Let $E$ denote the splitting field of $f(x)=x^{14}-1$. I want to show that the Galois group is abelian. Here's my attempt:

The different 14'th roots of unity are given by $w=e^{i \pi n/7}$ where $n = 1, 2,..., 14$. The primitive 14'th roots of unity are given by $n = 1,3,5,9,11,13$.

We have $E = \mathbb{Q}(w)$ where $w=e^{i\pi/7}$ and the basis for $E$ over $Q$ is $B=\{1,w,w^2,...,w^{12},w^{13}\}$ and $[E:\mathbb{Q}] = 14$. Therefore the Galois group Gal$(E/\mathbb{Q})$ is isomorphic to either $\mathbb{Z}_{14}$ or the dihedral group $D_{14}$. I know it's isomorphic to $\mathbb{Z}_{14}$ since it's supposed to be abelian, but how can I determine which it is? Which automorphism in the Galois group will generate it?

$\endgroup$
2
$\begingroup$

Actually, the degree $ [E:Q] = 6 = \phi(14) $, where $ \phi $ is the Euler totient function.
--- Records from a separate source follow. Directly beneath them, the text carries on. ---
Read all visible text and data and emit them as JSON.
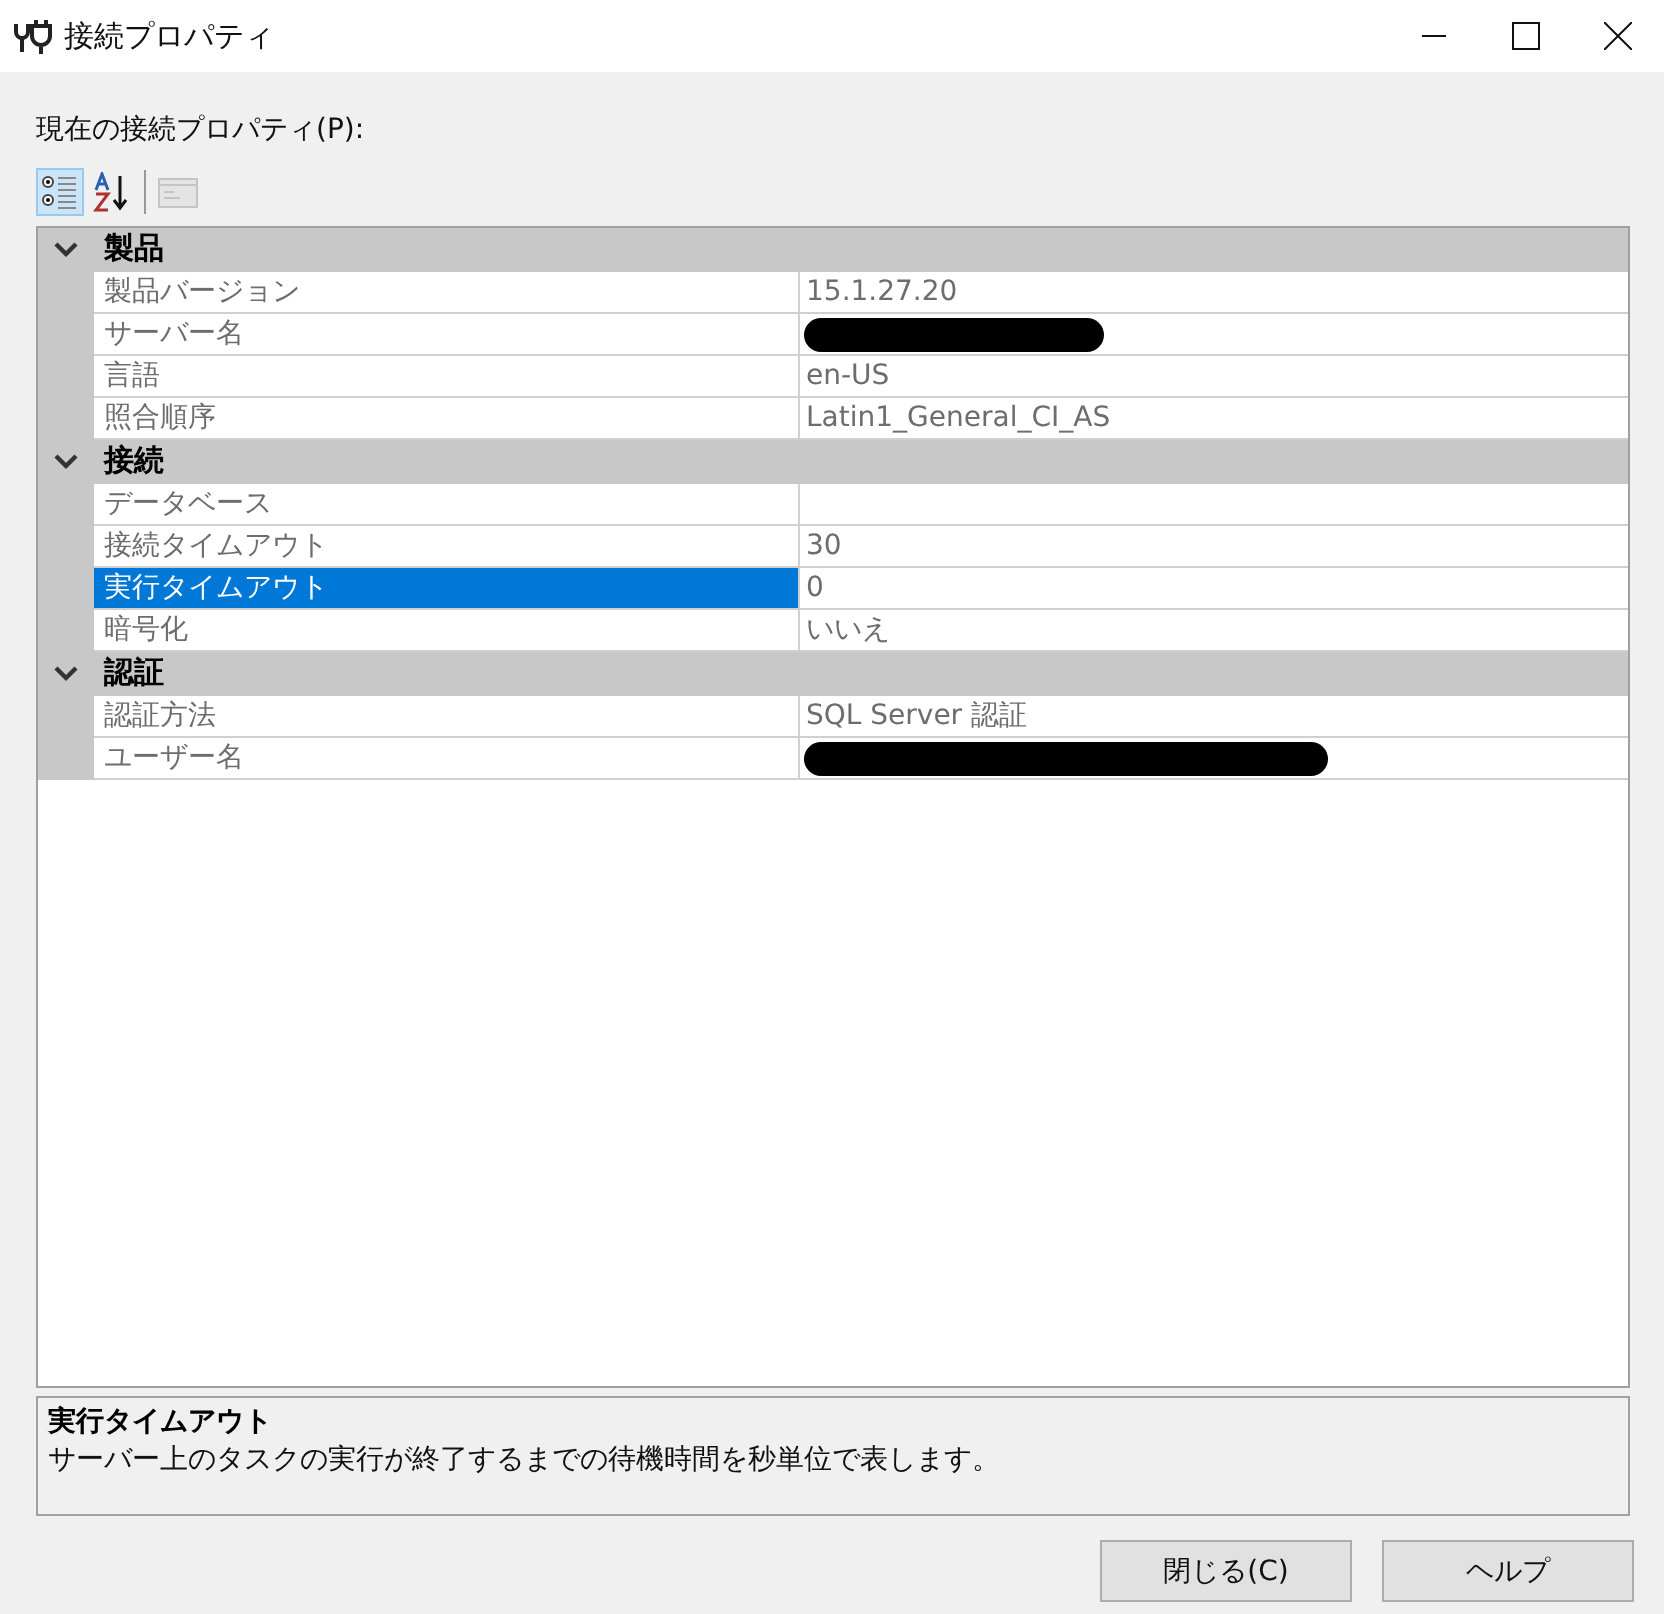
{
  "window": {
    "title": "接続プロパティ"
  },
  "label": "現在の接続プロパティ(P):",
  "toolbar": [
    {
      "kind": "categorized",
      "selected": true,
      "disabled": false
    },
    {
      "kind": "alphabetical",
      "selected": false,
      "disabled": false
    },
    {
      "kind": "pages",
      "selected": false,
      "disabled": true
    }
  ],
  "categories": [
    {
      "name": "製品",
      "expanded": true,
      "items": [
        {
          "name": "製品バージョン",
          "value": "15.1.27.20",
          "selected": false
        },
        {
          "name": "サーバー名",
          "selected": false,
          "redacted": true
        },
        {
          "name": "言語",
          "value": "en-US",
          "selected": false
        },
        {
          "name": "照合順序",
          "value": "Latin1_General_CI_AS",
          "selected": false
        }
      ]
    },
    {
      "name": "接続",
      "expanded": true,
      "items": [
        {
          "name": "データベース",
          "selected": false
        },
        {
          "name": "接続タイムアウト",
          "value": "30",
          "selected": false
        },
        {
          "name": "実行タイムアウト",
          "value": "0",
          "selected": true
        },
        {
          "name": "暗号化",
          "value": "いいえ",
          "selected": false
        }
      ]
    },
    {
      "name": "認証",
      "expanded": true,
      "items": [
        {
          "name": "認証方法",
          "value": "SQL Server 認証",
          "selected": false
        },
        {
          "name": "ユーザー名",
          "selected": false,
          "redacted": true
        }
      ]
    }
  ],
  "description": {
    "title": "実行タイムアウト",
    "text": "サーバー上のタスクの実行が終了するまでの待機時間を秒単位で表します。"
  },
  "buttons": [
    "閉じる(C)",
    "ヘルプ"
  ]
}
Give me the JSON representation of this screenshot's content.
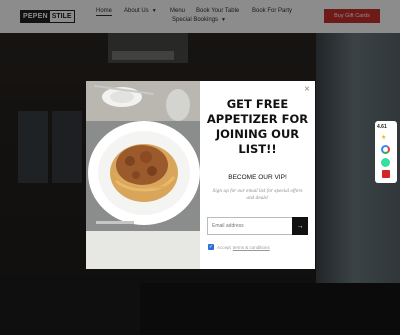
{
  "header": {
    "logo_dark": "PEPEN",
    "logo_light": "STILE",
    "nav": {
      "home": "Home",
      "about": "About Us",
      "menu": "Menu",
      "book_table": "Book Your Table",
      "book_party": "Book For Party",
      "special": "Special Bookings"
    },
    "gift_button": "Buy Gift Cards"
  },
  "side_widget": {
    "rating": "4.61",
    "stars": "★"
  },
  "modal": {
    "headline": "GET FREE APPETIZER FOR JOINING OUR LIST!!",
    "subheading": "BECOME OUR VIP!",
    "description": "Sign up for our email list for special offers and deals!",
    "email_placeholder": "Email address",
    "submit_arrow": "→",
    "terms_prefix": "Accept",
    "terms_link": "terms & conditions",
    "close": "×"
  },
  "colors": {
    "accent": "#c9302c",
    "checkbox": "#2a6fd6"
  }
}
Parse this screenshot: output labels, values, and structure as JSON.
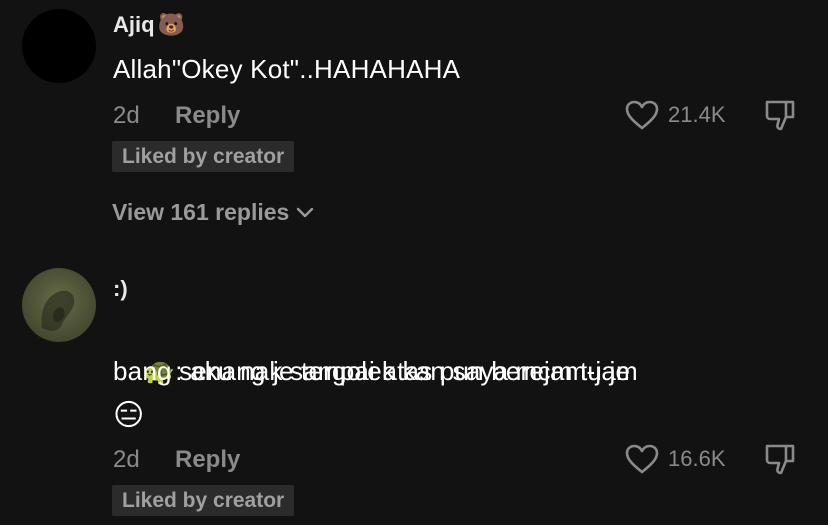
{
  "comments": [
    {
      "username": "Ajiq",
      "username_emoji": "🐻",
      "text": "Allah\"Okey Kot\"..HAHAHAHA",
      "time": "2d",
      "reply_label": "Reply",
      "likes": "21.4K",
      "liked_by_label": "Liked by creator",
      "view_replies_label": "View 161 replies"
    },
    {
      "username": ":)",
      "text_emoji": "🐢",
      "text_line1": ": aku nak sampai atas pun berejam-jam",
      "text_line2": "bang senang je tergolek kan saya mcm tu je",
      "trailing_emoji": "😑",
      "time": "2d",
      "reply_label": "Reply",
      "likes": "16.6K",
      "liked_by_label": "Liked by creator"
    }
  ],
  "colors": {
    "background": "#121212",
    "text_primary": "#ffffff",
    "text_secondary": "#8a8a8a",
    "badge_bg": "#2b2b2b"
  },
  "icons": {
    "like": "heart-outline-icon",
    "dislike": "thumbs-down-icon",
    "expand": "chevron-down-icon"
  }
}
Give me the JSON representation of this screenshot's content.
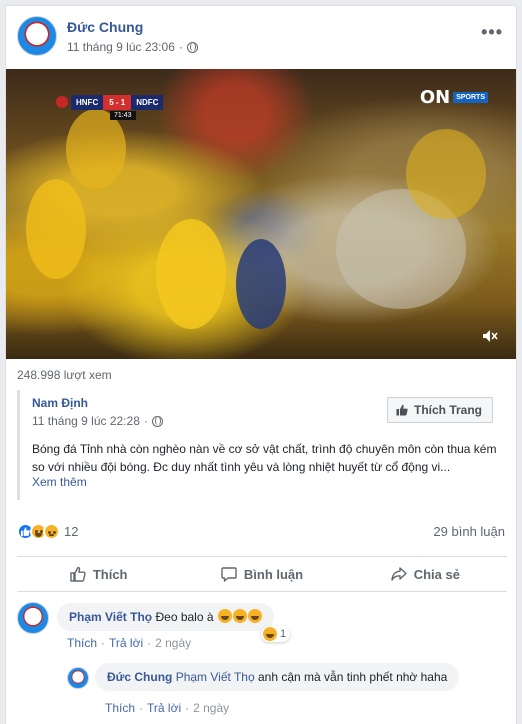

For $ m $ odd, the $ m $-th cyclotomic field is the same as the $ 2m $-th cyclotomic field. Therefore, $ E = Q( \xi) $, where $ \xi $ is a primitive $ 7 $-th root of unity. The Galois group is the cyclic group of order $ 6 $ (and hence, Abelian) generated by the automorphism, $ \sigma $, $ \sigma (\xi ) = \xi^3 $.

$\endgroup$
  • $\begingroup$ Oh right, of course. Thanks $\endgroup$ – Auclair May 11 '16 at 10:56

Your Answer

By clicking “Post Your Answer”, you agree to our terms of service, privacy policy and cookie policy

Not the answer you're looking for? Browse other questions tagged or ask your own question.